SANTA CLARA, Calif., March 1 - At the 2002 Genome Tri-Conference here, bigger isn't necessarily better.
The number of attendees at this year's meeting, which closes on Friday, grew 20 percent to approximately 1,800 from 1,500 last year, according to Michael Handy, senior exhibits and sales manager for Cambridge Healthtech Institute, the meeting's organizer.
But that's small pudding compared to the number of exhibitors, which swelled to 149 this year from 60 in 2001. The total square footage for the conference also increased, at least three fold, from last year's session at the Fairmont Hotel in San Francisco.
To Garreth Hippe, enterprise sales account manager at InforMax, the Fairmont "is kind of a labyrinth. The halls were crowded." Which is a good thing.
This year, though, traffic is "lighter than expected, and we're right in front of the door," griped Bert Cummings, senior account executive at InforMax. Still, he said that "the number of leads is close to the same" as last year.
"It's like going to a party; if you're in a small room it seems like there's more people," observed Ann O'Donnell, trade show and event manager at Incyte. But all in all, she said, "the leads have been good, the quality of attendance has been good."
While the conference outgrew its space at the Fairmont, some of the crowding experienced in San Francisco may have contributed to greater interaction, according to Handy.
"At the Fairmont Hotel there was a lot more networking and one-on-ones," said InforMax's Hippe. "Here [in Santa Clara] people are picking up material and blasting on."
The ones that are sticking around, though, have something to sell--namely, themselves--rather than something to buy.
"There's a lot of people looking for jobs, a lot of people with dot-com backgrounds and software engineers looking to move to a new area, and to educate themselves [about genomics]," observed Cummings.

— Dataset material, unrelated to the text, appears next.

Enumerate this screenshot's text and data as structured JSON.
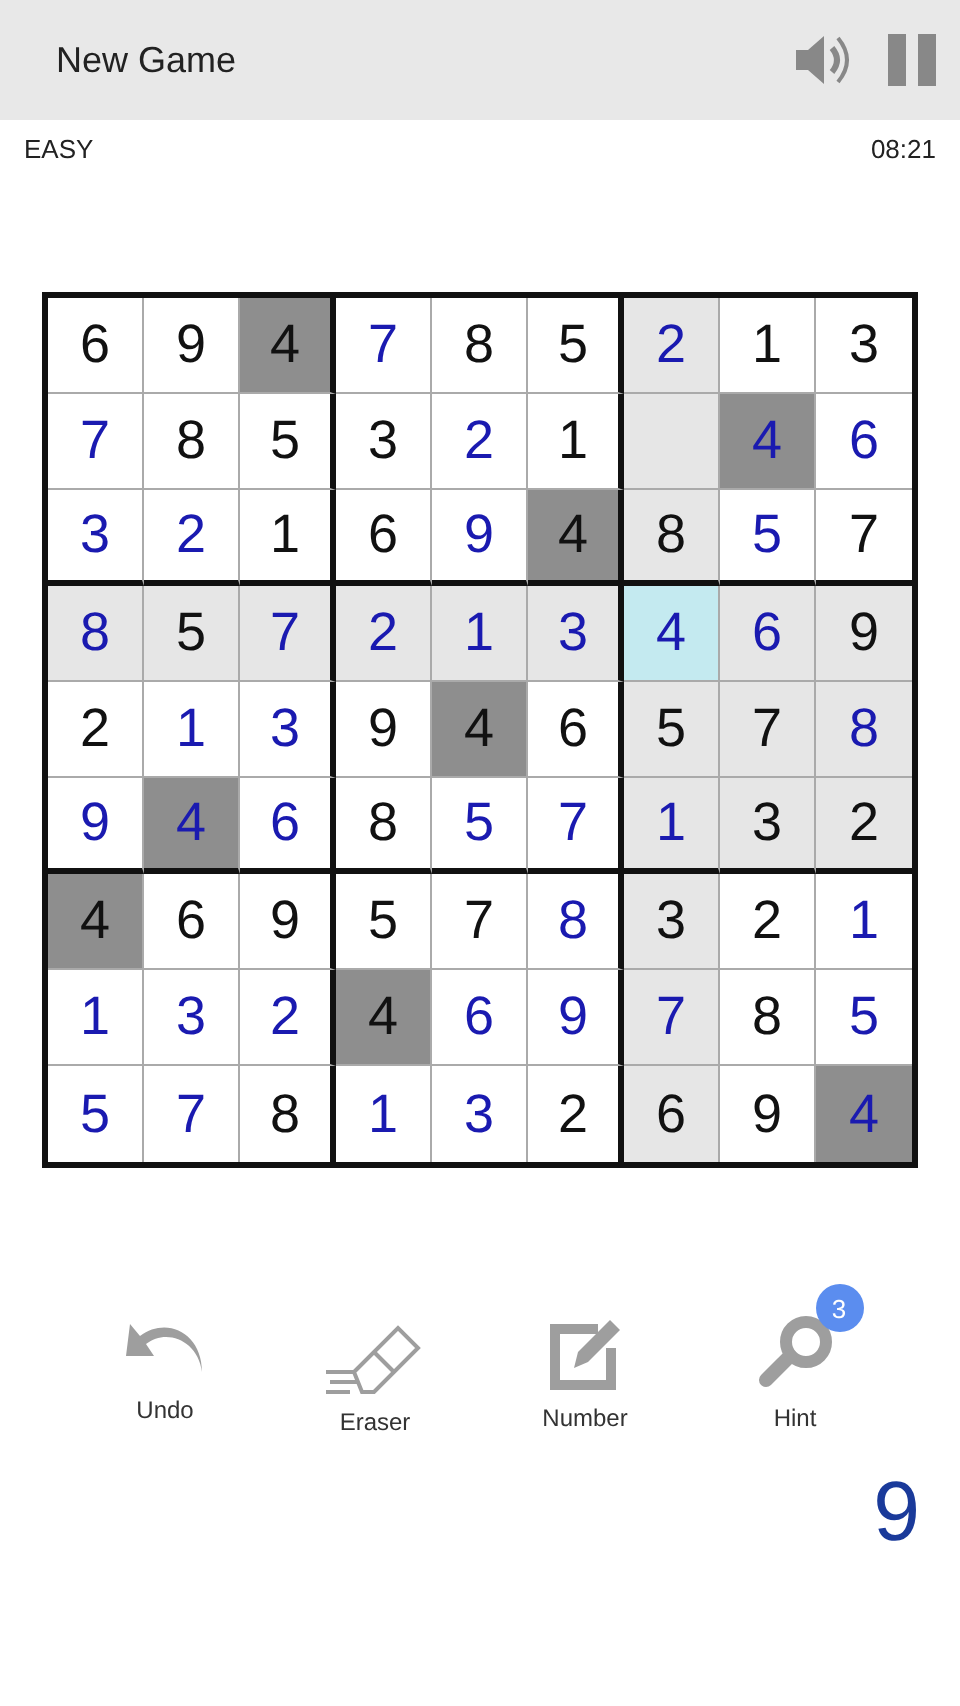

Next year's conference, which is under contract to stay here, will offer "a lot of changes to have more events in the exhibit hall," said Lisa Levine, marketing associate at Cambridge Healthtech Institute. This, she said, should help increase exhibitor traffic.